* [DATASET EXTRACT]:

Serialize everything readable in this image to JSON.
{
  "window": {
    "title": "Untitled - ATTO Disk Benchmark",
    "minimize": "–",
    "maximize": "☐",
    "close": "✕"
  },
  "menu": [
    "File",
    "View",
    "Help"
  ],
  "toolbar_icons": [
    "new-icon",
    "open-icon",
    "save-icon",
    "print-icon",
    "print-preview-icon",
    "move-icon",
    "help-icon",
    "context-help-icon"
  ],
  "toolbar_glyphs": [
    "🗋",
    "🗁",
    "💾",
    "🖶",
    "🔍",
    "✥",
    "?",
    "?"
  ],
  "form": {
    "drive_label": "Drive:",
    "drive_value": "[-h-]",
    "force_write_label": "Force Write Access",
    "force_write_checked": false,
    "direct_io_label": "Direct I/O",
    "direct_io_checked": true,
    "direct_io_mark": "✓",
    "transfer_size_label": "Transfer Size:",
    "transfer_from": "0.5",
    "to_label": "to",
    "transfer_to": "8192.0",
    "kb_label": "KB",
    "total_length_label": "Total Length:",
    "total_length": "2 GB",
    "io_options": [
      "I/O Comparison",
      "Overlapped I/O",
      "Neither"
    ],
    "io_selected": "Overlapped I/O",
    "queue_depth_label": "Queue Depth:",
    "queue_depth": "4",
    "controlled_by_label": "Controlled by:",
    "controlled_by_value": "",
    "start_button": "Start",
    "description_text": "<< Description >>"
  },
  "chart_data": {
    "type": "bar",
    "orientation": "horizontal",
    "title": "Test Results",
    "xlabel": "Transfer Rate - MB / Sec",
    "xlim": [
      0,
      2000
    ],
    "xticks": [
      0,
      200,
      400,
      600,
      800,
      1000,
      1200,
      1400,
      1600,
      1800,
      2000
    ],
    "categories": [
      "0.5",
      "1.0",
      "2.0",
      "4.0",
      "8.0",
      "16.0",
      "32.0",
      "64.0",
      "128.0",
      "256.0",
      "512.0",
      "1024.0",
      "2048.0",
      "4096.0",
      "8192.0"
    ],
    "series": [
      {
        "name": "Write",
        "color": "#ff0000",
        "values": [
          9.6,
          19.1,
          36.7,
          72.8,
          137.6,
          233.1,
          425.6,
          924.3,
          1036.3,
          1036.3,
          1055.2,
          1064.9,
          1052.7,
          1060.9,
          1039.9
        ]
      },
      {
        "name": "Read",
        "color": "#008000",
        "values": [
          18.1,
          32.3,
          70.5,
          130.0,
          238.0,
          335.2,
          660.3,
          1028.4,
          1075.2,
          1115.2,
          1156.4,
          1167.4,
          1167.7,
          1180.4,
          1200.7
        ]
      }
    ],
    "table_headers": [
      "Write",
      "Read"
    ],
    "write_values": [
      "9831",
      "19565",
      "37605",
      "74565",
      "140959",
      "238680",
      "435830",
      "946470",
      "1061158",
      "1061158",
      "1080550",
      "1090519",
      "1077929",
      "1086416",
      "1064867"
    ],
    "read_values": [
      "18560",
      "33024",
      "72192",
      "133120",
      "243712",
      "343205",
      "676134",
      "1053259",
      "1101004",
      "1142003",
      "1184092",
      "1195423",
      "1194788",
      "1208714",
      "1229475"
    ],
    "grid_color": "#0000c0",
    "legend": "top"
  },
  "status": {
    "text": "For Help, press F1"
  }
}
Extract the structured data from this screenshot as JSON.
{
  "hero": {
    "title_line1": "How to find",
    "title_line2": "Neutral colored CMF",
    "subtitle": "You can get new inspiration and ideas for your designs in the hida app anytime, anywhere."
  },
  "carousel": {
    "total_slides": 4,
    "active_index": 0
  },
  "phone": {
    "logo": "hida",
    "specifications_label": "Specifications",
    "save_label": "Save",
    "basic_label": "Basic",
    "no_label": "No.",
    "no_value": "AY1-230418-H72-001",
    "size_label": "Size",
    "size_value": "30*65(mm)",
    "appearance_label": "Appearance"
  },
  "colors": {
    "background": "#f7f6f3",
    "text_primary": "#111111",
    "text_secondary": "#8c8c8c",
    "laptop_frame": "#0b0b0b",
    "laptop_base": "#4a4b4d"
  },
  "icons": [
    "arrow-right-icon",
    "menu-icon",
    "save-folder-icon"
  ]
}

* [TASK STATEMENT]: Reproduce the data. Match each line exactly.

* [YOUR SOLUTION]:
Serialize everything readable in this image to JSON.
{
  "window": {
    "title": "Untitled - ATTO Disk Benchmark",
    "minimize": "–",
    "maximize": "☐",
    "close": "✕"
  },
  "menu": [
    "File",
    "View",
    "Help"
  ],
  "toolbar_icons": [
    "new-icon",
    "open-icon",
    "save-icon",
    "print-icon",
    "print-preview-icon",
    "move-icon",
    "help-icon",
    "context-help-icon"
  ],
  "toolbar_glyphs": [
    "🗋",
    "🗁",
    "💾",
    "🖶",
    "🔍",
    "✥",
    "?",
    "?"
  ],
  "form": {
    "drive_label": "Drive:",
    "drive_value": "[-h-]",
    "force_write_label": "Force Write Access",
    "force_write_checked": false,
    "direct_io_label": "Direct I/O",
    "direct_io_checked": true,
    "direct_io_mark": "✓",
    "transfer_size_label": "Transfer Size:",
    "transfer_from": "0.5",
    "to_label": "to",
    "transfer_to": "8192.0",
    "kb_label": "KB",
    "total_length_label": "Total Length:",
    "total_length": "2 GB",
    "io_options": [
      "I/O Comparison",
      "Overlapped I/O",
      "Neither"
    ],
    "io_selected": "Overlapped I/O",
    "queue_depth_label": "Queue Depth:",
    "queue_depth": "4",
    "controlled_by_label": "Controlled by:",
    "controlled_by_value": "",
    "start_button": "Start",
    "description_text": "<< Description >>"
  },
  "chart_data": {
    "type": "bar",
    "orientation": "horizontal",
    "title": "Test Results",
    "xlabel": "Transfer Rate - MB / Sec",
    "xlim": [
      0,
      2000
    ],
    "xticks": [
      0,
      200,
      400,
      600,
      800,
      1000,
      1200,
      1400,
      1600,
      1800,
      2000
    ],
    "categories": [
      "0.5",
      "1.0",
      "2.0",
      "4.0",
      "8.0",
      "16.0",
      "32.0",
      "64.0",
      "128.0",
      "256.0",
      "512.0",
      "1024.0",
      "2048.0",
      "4096.0",
      "8192.0"
    ],
    "series": [
      {
        "name": "Write",
        "color": "#ff0000",
        "values": [
          9.6,
          19.1,
          36.7,
          72.8,
          137.6,
          233.1,
          425.6,
          924.3,
          1036.3,
          1036.3,
          1055.2,
          1064.9,
          1052.7,
          1060.9,
          1039.9
        ]
      },
      {
        "name": "Read",
        "color": "#008000",
        "values": [
          18.1,
          32.3,
          70.5,
          130.0,
          238.0,
          335.2,
          660.3,
          1028.4,
          1075.2,
          1115.2,
          1156.4,
          1167.4,
          1167.7,
          1180.4,
          1200.7
        ]
      }
    ],
    "table_headers": [
      "Write",
      "Read"
    ],
    "write_values": [
      "9831",
      "19565",
      "37605",
      "74565",
      "140959",
      "238680",
      "435830",
      "946470",
      "1061158",
      "1061158",
      "1080550",
      "1090519",
      "1077929",
      "1086416",
      "1064867"
    ],
    "read_values": [
      "18560",
      "33024",
      "72192",
      "133120",
      "243712",
      "343205",
      "676134",
      "1053259",
      "1101004",
      "1142003",
      "1184092",
      "1195423",
      "1194788",
      "1208714",
      "1229475"
    ],
    "grid_color": "#0000c0",
    "legend": "top"
  },
  "status": {
    "text": "For Help, press F1"
  }
}
Extract the structured data from this screenshot as JSON.
{
  "hero": {
    "title_line1": "How to find",
    "title_line2": "Neutral colored CMF",
    "subtitle": "You can get new inspiration and ideas for your designs in the hida app anytime, anywhere."
  },
  "carousel": {
    "total_slides": 4,
    "active_index": 0
  },
  "phone": {
    "logo": "hida",
    "specifications_label": "Specifications",
    "save_label": "Save",
    "basic_label": "Basic",
    "no_label": "No.",
    "no_value": "AY1-230418-H72-001",
    "size_label": "Size",
    "size_value": "30*65(mm)",
    "appearance_label": "Appearance"
  },
  "colors": {
    "background": "#f7f6f3",
    "text_primary": "#111111",
    "text_secondary": "#8c8c8c",
    "laptop_frame": "#0b0b0b",
    "laptop_base": "#4a4b4d"
  },
  "icons": [
    "arrow-right-icon",
    "menu-icon",
    "save-folder-icon"
  ]
}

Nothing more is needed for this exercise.